Soon we heard shots from the prison yard. At night nobody slept, each one said last farewell to his life in his thoughts.
Suddenly something banged deafeningly in the jail yard, we could hear hum of a great mass of people and sounds: “Hurrah! Brothers, come out to freedom! The town is in the hands of ataman Makhno!”
In the corridor there was hum and song, it was anarchist hymn: “Down with shameful and slavish love, we will drown the people’s grief in blood…” In some cell the prisoners began to sing Marcelleze. We began to beat on the cell door, it seemed to us that we could be forgotten. But already near our cell somebody shouted: “Move away from the door!” After several violent strokes with a hammer from the corridor the door came off its hinges. We rushed into the corridor with a cry, ran off downstairs, mingled with the crowd of released prisoners from other cells, and continuing to shout we ran out into the jail yard. It was pouring. But we, coming out of Yekaterinoslav Bastilia, suffered little from it. The rain seemed to us a delight, we felt refreshed after our cells, soaked with rotten and stinking air of close-stool and the breath of the doomed ones. For the first time in my life I felt so deeply the spirit of freedom.
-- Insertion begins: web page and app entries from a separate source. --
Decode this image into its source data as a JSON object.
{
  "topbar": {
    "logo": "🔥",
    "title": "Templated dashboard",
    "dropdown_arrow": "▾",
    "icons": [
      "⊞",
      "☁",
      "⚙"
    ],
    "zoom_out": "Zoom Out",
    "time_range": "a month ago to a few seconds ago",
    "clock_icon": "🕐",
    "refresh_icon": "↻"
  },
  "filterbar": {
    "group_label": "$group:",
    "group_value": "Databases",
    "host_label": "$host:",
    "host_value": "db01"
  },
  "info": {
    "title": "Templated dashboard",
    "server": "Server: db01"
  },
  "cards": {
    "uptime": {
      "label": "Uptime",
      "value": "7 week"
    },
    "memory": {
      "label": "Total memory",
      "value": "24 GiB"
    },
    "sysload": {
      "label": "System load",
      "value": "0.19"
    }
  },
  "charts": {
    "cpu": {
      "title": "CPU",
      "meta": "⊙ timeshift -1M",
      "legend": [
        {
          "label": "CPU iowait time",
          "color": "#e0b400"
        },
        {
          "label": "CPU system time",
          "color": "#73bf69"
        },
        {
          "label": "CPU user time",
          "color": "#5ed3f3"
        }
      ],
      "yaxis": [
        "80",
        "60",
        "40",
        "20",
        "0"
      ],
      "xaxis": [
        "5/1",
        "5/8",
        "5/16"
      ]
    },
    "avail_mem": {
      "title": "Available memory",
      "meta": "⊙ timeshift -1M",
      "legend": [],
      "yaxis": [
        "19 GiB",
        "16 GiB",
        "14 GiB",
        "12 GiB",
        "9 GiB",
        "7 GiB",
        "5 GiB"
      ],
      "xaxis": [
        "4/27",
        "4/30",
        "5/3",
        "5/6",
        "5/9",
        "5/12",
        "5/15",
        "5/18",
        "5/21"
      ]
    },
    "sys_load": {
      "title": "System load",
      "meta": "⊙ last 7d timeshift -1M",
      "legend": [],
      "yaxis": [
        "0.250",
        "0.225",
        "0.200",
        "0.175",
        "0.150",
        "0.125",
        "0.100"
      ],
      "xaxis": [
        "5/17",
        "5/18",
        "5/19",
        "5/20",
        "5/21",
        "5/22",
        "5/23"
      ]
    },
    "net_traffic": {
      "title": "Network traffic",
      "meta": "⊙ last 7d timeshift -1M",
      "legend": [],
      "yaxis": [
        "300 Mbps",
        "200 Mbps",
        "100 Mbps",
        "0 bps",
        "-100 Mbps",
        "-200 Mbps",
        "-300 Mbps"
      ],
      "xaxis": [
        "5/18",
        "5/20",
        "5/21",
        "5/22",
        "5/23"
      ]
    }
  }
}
When the croud of people in striped clothes came out of the prison gates to the square, all of them saw an extraordinary picture. In the huge space between two jales hundreds of machine-gun carts stood with handsome and well-fed horses, harnessed to them. There were machine-guns on all the carts, makhnoists were seated near them, dressed in leather jackets and raincoats above them. The makhnoists met each group of prisoners that was running out of the prison gates with shouts: “Long live freedom, long live anarchy, down with casemates!” They gave a loaf of bread and a sausage to each one of the released prisoners. We heard that Belokoz, the chief of the jail, who did not manage to make off, was thrown down from the roof.